make something to learn more about what's inside you
+ things that moved me
I know I’m being my “best self” when I’m making something.
When I feel unsettled, it’s usually because I haven’t sat down to write in a while.
Unsettled is a good word to describe the weirdness of modern life, and I think one of the main reasons many of us feel unsettled is because no one feels like they’re getting much done. Which isn’t surprising when you consider that people are spending upwards of 6 hours per day consuming digital content.
Here’s an excerpt from an email I received a few weeks ago from a Sublime believer:
Only decades ago, the average person had one source of information, if any — the local newspaper. It’d take an hour, tops, out of their day. 1 hour out of 16 waking hours, or 6%. The rest of the day was spent making, creating value, conversing with others — 94%. Desires were simple — work for food and housing and a way to get around, find love, raise kids, build something great, fight for justice for your peers, see the world. Today, the average American spends 8 hours a day consuming digital media. 50% of our waking hours. What happens to the world when people spend half their time watching other people? When their thoughts of themselves and of the world and their desires are now shaped by taking in other’s experiences 50% of the time, up from living their own lives for 94% of their time? I think that’s an enormous question that anyone building a software product should ask themselves.
An easy way to lose oneself is to consume so much we lose sight of who we are and what we value. Creating is the opposite. The more we create, the more likely we are to figure out what’s really inside us.
And I don’t mean getting more people to start a Substack, or build an audience. There’s a peculiar kind of sadness that comes from adding more words into a bottomless pit when you’re motivated for the wrong reasons.
On a podcast with David Perell,
More and more, I’m realizing pulling myself and others out of passive consumption mode and into creation mode is something I really care about and am willing to work very hard on.
Things that moved me
I don’t love writing; I love having a problem I believe I might someday write my way out of.
I have been feeling this deeply – on getting feedback:
A tradeoff occurs every time you get feedback. You become slightly more mainstream, slightly more aligned with the zeitgeist. You become marginally more of an exploiter than an explorer , standing on the shoulders of the giants who conceived the paradigm you’re striving to build upon. This is very effective when you want to align your work with others. But you also stray from the path you were exploring.
This, fromwhich I instantly added to my collection of “things to come back to when I’m feeling meh”:
To really like my work I have to look at it with different eyes. I have to forget everyone who did it better or faster, and remind myself that no one has ever done it quite the way I have. I have to remind myself that the people I compare myself to probably compare themselves to others and that if they let their self-doubt keep them from creating I’d never have been inspired by them.
The timeless wisdom in the 38 Letters Rockefeller wrote to his son

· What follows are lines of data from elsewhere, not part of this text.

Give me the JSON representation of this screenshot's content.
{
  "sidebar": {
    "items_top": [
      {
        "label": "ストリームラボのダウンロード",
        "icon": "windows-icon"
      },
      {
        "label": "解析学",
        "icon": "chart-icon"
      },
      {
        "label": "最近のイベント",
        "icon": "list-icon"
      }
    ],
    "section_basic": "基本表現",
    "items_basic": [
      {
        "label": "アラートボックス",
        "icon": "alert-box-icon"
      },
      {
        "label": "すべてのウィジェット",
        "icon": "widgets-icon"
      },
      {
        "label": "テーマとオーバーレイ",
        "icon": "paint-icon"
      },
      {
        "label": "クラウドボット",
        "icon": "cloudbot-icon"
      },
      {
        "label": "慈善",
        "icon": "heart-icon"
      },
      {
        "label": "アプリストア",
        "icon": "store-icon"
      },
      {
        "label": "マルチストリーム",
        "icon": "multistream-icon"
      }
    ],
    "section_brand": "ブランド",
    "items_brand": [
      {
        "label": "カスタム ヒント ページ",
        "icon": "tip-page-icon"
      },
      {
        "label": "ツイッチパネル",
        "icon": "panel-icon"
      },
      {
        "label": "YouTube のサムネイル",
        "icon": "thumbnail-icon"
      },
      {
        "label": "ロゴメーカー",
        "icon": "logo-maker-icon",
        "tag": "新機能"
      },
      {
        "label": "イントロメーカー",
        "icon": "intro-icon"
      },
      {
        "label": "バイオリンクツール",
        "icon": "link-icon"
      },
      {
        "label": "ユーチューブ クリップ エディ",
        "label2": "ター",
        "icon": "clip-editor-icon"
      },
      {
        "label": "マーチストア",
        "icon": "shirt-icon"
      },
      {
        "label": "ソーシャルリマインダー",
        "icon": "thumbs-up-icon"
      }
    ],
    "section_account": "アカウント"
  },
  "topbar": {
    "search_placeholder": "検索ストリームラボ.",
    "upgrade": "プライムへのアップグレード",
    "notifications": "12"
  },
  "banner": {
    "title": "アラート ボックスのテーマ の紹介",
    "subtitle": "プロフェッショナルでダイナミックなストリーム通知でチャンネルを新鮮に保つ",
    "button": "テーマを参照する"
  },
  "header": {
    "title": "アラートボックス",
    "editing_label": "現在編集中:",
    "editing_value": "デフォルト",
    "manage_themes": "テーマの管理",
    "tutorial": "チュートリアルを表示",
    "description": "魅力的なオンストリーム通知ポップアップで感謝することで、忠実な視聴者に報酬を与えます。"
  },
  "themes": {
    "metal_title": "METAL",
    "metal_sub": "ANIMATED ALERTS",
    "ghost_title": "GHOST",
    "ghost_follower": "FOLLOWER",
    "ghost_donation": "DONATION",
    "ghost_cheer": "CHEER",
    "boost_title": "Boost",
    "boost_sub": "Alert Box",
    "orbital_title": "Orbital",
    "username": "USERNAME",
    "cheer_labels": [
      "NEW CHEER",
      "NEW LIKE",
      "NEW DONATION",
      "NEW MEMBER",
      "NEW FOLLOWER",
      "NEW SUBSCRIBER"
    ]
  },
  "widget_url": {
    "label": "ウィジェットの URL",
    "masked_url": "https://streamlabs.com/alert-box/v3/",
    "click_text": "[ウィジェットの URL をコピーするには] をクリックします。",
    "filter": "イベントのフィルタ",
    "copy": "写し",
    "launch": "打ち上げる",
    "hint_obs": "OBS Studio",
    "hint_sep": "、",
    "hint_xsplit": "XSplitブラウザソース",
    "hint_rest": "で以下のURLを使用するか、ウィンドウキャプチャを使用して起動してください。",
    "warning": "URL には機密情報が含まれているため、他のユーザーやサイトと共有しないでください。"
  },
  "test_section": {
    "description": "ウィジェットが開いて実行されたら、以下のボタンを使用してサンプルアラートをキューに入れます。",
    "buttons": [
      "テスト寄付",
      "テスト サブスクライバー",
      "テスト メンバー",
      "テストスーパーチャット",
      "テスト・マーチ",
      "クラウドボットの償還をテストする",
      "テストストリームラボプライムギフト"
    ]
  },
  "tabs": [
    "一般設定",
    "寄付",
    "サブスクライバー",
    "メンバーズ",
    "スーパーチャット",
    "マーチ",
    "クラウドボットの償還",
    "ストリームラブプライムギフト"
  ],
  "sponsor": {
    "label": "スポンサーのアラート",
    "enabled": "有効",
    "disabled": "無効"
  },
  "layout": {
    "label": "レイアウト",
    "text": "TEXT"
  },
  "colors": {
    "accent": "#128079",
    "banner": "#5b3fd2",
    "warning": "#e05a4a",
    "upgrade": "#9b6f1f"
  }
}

- reflecting on living a laptop life (filed under Relatable)
Among the mistakes is my decision to live a laptop life. You know what I mean: I am a laptop person. Everything happens in this rectangle, this sparkling jewel of modern industry. Here is my work, much of my play, much of my social life, all flickering and disappearing at 60Hz. Most of what I have done on earth is information that only flares into reality at the behest of server farms and liquid crystals.
Kind of seems fake—plasticky, insubstantial, illusory. Like, some guys build log cabins. Some guys own asbestos plants. So real, so textured, so surrounded by decaying leaves, so saturated by manly sweat. So much of the sinew and the cellulose. Meanwhile I write blogs.
This two minute clip is fantastic. “Being intellectual is a terrible danger”
A great chart.
- on climbing out of the crypto rabbit hole
I’m slowly working through Byung-Chul Han’s The Disappearance of Rituals. It beautifully juxtaposes a community without communication – where the intensity of togetherness in silent recognition provides structure and meaning – to today’s communication without community.